▶ TASK STATEMENT: Return each line of the data below that contains the string "option".

▶ MATERIAL FOR THE TASK:
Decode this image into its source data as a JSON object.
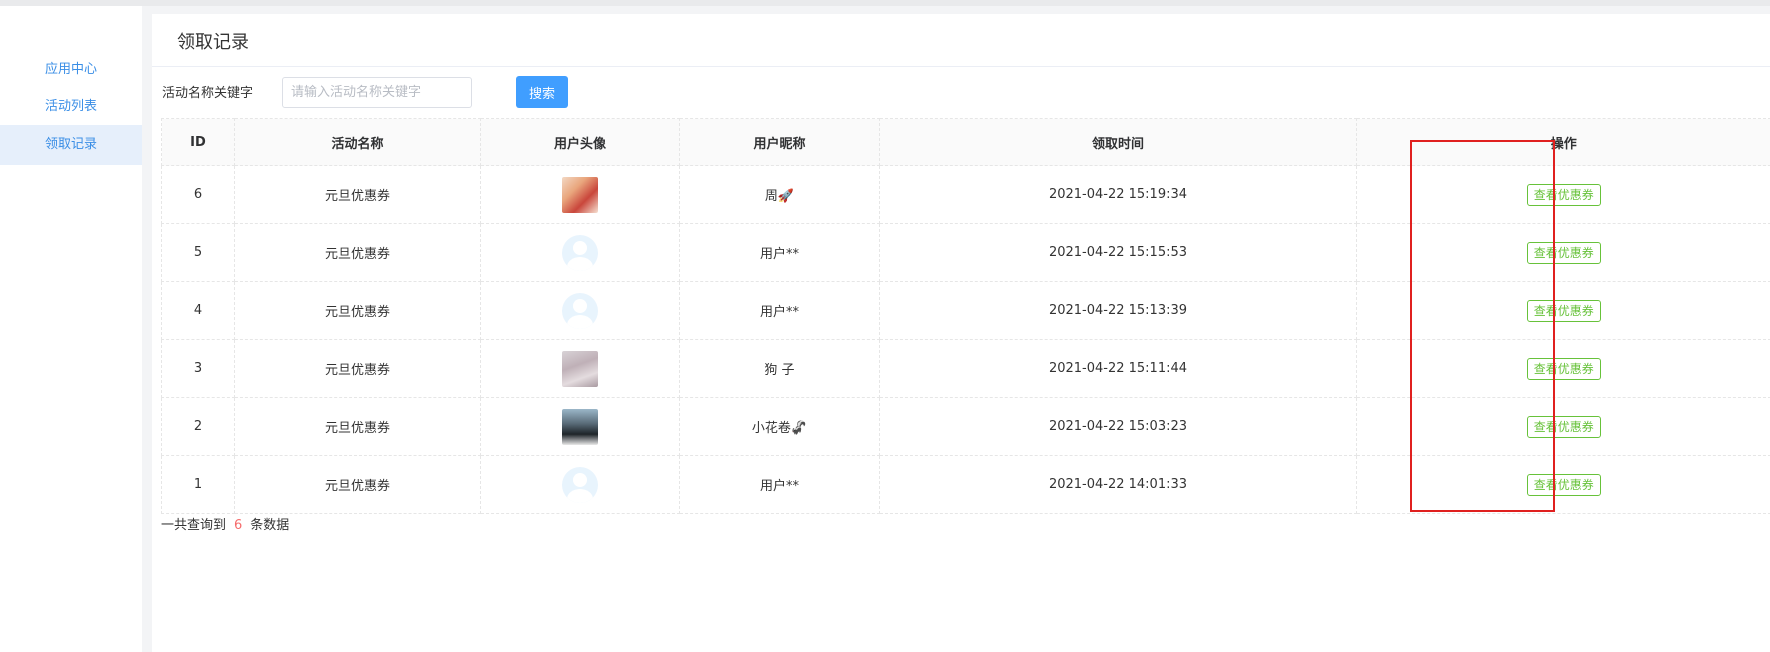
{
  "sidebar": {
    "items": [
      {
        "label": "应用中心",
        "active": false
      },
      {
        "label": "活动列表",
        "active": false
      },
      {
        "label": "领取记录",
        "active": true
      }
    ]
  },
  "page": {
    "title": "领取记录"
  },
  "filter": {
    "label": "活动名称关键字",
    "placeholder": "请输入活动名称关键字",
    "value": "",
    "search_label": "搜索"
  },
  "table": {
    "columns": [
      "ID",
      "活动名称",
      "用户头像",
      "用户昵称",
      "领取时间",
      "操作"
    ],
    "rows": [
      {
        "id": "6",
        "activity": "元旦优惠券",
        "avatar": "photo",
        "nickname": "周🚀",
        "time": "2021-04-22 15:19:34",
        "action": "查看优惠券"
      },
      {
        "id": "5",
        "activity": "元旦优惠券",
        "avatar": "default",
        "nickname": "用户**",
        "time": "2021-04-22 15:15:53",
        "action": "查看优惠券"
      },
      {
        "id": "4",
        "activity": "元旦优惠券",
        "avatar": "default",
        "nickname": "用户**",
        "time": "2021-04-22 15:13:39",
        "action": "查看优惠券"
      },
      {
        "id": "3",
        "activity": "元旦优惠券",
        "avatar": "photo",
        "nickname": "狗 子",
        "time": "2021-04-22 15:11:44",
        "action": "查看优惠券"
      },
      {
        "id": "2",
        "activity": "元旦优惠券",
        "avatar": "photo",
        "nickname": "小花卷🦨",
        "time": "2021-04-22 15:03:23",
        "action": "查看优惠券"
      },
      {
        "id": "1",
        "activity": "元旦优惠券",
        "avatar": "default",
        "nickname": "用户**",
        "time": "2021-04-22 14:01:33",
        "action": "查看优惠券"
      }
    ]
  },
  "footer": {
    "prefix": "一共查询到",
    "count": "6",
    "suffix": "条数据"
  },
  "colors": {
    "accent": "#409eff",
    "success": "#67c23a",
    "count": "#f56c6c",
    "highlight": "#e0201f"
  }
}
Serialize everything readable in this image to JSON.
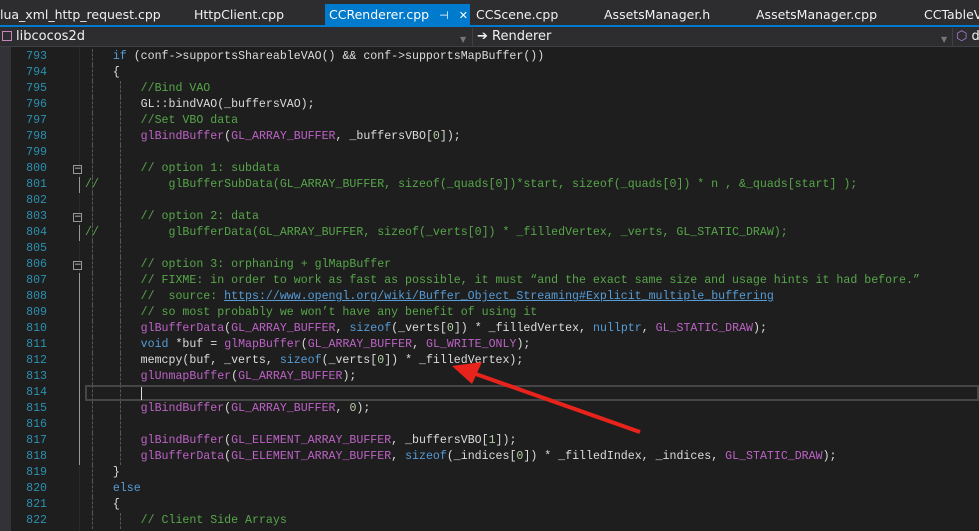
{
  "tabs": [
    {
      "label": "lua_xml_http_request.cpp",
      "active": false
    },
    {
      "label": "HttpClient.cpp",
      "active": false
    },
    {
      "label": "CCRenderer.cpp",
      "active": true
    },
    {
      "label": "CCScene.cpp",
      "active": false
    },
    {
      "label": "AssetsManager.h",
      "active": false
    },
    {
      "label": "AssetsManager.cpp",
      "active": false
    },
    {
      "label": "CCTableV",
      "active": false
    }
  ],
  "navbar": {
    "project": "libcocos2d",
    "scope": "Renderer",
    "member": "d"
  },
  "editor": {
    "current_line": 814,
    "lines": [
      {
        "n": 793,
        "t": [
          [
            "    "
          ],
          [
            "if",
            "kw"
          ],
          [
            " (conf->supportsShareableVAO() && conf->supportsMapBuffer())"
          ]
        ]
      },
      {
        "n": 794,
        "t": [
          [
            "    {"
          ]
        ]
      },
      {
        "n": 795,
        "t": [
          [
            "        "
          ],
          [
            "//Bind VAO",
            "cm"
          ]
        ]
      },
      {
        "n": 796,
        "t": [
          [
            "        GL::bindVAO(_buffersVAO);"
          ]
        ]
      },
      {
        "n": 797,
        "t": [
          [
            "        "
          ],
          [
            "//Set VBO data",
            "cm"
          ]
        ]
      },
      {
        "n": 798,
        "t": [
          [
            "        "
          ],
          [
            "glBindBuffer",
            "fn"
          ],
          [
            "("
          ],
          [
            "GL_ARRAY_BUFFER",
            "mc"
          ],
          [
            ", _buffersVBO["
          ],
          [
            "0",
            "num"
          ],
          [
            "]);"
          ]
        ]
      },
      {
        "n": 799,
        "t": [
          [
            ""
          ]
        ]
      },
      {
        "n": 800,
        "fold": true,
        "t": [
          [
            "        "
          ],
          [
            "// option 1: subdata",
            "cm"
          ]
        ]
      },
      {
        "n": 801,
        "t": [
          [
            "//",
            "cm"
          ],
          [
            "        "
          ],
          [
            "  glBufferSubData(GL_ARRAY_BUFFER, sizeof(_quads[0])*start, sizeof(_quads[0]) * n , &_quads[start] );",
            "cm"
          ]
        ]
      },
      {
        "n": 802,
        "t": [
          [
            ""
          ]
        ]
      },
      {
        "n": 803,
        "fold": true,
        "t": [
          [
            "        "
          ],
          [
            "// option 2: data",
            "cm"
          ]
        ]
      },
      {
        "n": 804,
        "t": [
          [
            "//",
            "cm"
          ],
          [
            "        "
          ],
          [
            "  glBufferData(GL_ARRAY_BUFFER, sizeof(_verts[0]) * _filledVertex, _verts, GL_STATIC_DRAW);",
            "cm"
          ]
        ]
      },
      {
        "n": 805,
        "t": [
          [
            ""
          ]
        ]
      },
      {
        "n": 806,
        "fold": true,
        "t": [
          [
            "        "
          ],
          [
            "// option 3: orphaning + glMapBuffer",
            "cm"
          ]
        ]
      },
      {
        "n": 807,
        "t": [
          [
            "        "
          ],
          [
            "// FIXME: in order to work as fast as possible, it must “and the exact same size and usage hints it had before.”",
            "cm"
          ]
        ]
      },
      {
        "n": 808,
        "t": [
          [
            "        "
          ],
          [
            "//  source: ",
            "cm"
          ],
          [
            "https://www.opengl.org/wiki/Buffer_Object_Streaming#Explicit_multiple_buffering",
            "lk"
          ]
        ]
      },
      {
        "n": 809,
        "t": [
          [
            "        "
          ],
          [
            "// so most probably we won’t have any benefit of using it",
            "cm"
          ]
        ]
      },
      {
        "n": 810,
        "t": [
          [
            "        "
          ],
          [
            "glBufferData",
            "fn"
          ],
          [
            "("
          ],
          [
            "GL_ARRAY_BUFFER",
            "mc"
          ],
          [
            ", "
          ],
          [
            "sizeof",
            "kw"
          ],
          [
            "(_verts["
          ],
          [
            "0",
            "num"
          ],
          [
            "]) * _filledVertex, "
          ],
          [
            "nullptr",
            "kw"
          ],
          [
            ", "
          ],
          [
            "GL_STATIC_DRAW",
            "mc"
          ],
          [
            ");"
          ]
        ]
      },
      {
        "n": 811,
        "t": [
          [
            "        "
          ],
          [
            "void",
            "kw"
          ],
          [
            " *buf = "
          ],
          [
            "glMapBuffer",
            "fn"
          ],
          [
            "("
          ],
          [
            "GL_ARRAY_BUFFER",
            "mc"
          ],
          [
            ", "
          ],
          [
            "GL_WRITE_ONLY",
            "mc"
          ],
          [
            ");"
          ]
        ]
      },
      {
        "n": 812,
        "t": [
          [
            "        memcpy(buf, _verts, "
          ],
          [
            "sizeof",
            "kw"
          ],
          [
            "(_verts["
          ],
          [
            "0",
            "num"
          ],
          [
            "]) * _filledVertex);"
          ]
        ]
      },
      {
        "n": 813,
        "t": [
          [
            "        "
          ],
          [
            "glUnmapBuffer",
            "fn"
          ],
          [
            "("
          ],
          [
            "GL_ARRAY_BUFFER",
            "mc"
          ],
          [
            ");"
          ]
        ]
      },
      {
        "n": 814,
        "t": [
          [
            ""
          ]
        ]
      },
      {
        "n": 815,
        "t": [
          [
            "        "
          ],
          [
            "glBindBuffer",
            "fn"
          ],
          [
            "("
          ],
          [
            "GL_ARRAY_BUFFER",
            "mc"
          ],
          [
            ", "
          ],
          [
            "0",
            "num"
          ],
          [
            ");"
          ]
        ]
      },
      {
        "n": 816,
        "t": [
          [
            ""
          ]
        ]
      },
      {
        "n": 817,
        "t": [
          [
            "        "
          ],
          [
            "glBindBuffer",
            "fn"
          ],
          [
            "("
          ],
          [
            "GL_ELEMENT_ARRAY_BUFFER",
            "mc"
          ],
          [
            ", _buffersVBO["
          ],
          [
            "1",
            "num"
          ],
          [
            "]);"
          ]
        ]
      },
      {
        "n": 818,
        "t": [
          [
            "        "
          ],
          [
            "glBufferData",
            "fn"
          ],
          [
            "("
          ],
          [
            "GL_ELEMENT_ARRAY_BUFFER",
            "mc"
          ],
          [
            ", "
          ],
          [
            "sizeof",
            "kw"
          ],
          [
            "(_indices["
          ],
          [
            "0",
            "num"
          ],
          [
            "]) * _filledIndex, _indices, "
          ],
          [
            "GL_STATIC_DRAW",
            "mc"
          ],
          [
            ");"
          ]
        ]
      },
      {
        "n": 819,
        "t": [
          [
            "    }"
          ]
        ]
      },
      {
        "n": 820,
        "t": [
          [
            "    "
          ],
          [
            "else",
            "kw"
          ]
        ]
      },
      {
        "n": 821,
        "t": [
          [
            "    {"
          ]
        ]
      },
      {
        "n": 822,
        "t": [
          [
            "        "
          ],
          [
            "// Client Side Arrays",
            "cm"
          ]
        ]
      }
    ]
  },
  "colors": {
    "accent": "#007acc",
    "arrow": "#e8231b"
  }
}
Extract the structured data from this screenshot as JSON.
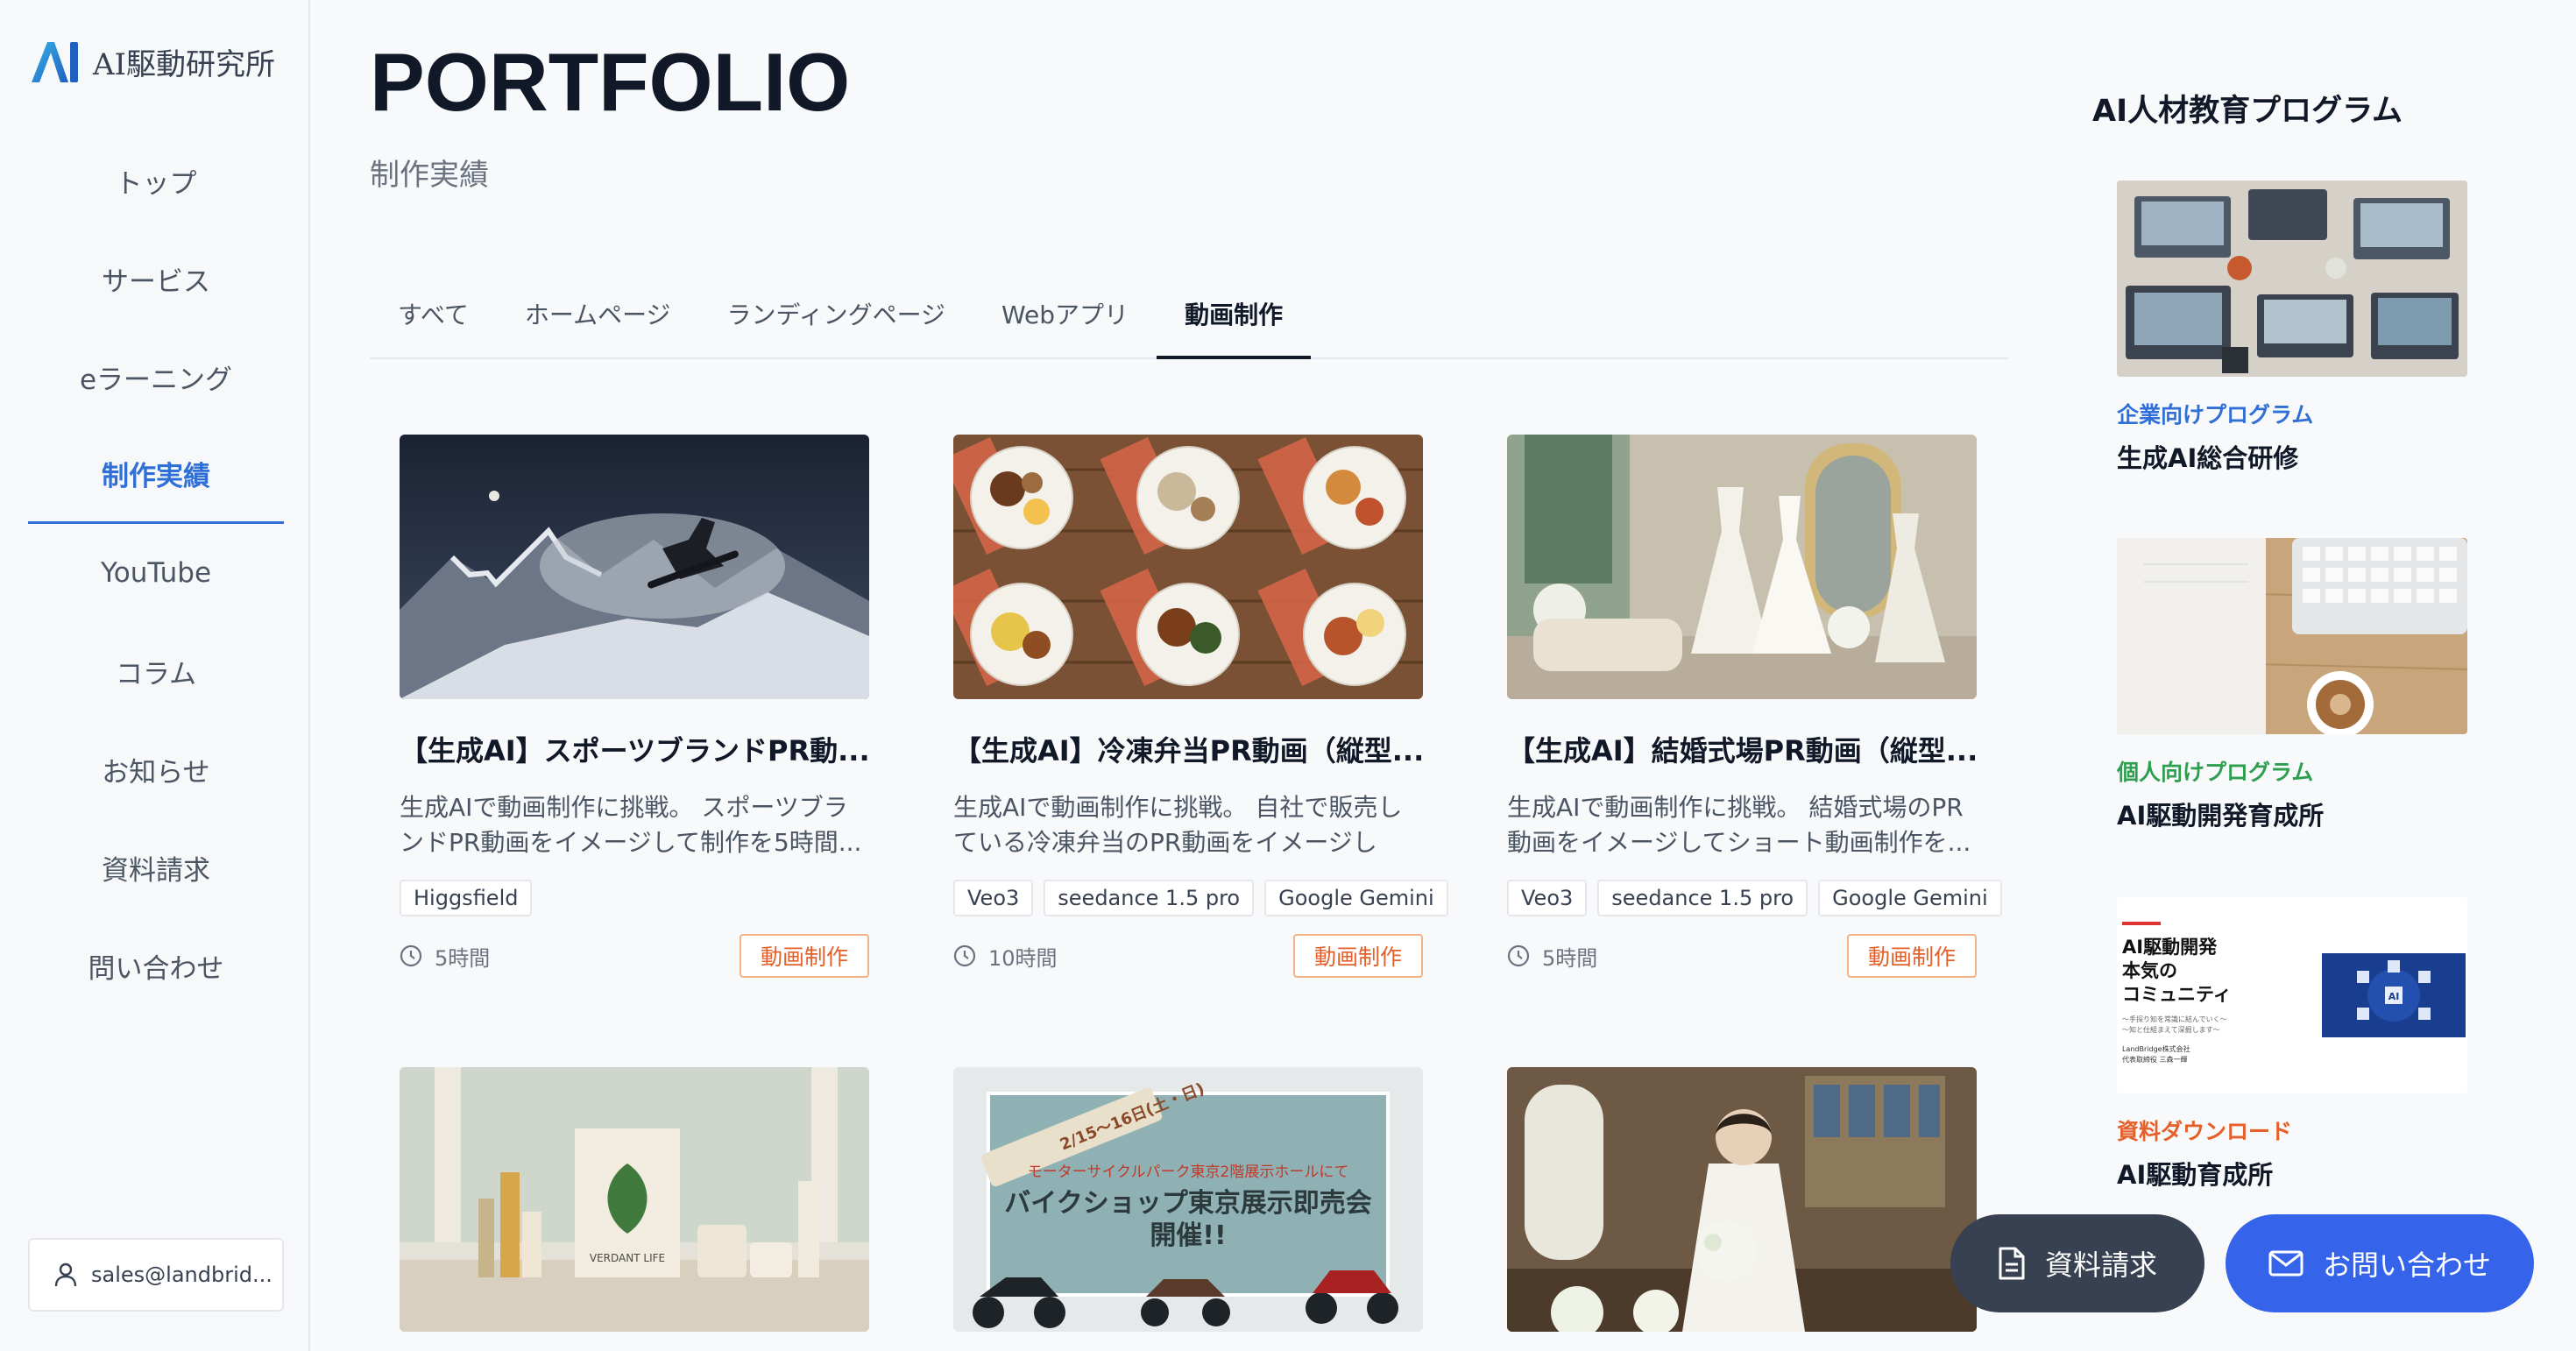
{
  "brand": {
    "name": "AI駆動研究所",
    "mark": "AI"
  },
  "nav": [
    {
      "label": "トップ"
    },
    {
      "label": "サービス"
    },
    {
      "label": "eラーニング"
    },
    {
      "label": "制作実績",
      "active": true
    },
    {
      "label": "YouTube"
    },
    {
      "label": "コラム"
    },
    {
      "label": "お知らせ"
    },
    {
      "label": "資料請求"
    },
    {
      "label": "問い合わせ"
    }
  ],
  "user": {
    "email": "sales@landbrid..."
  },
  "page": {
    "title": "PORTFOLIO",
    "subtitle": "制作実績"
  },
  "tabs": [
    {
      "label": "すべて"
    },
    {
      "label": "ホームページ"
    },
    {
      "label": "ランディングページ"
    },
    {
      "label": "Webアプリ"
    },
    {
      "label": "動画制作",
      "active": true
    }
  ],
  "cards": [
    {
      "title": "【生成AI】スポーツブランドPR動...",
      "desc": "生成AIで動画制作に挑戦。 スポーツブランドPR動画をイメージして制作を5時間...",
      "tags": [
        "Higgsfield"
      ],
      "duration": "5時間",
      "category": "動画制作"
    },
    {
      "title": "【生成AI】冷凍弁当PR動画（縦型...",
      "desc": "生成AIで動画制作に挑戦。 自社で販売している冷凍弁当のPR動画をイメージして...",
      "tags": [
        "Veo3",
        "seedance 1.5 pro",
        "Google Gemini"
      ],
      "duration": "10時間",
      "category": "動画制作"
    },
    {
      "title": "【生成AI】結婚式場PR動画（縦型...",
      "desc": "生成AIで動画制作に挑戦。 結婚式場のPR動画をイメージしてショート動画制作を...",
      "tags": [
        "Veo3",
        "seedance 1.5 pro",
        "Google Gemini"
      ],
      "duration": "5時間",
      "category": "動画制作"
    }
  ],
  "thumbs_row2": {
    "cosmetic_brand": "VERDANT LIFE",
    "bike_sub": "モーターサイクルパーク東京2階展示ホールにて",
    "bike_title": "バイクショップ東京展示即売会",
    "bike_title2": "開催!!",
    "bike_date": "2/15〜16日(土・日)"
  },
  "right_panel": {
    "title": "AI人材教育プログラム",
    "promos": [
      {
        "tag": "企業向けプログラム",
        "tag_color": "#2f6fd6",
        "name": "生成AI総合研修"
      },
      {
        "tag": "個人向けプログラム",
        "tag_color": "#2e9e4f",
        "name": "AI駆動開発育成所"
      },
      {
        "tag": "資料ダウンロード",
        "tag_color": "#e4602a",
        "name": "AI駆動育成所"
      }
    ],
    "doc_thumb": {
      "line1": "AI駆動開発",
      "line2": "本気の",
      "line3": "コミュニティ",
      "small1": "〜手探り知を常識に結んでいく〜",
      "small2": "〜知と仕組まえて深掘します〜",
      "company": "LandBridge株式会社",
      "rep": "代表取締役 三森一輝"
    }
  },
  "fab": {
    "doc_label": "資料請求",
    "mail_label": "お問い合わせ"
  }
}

▶ OUTPUT FOR THIS EXERCISE:
            "// option 1: subdata",
            "// option 2: data",
            "// option 3: orphaning + glMapBuffer",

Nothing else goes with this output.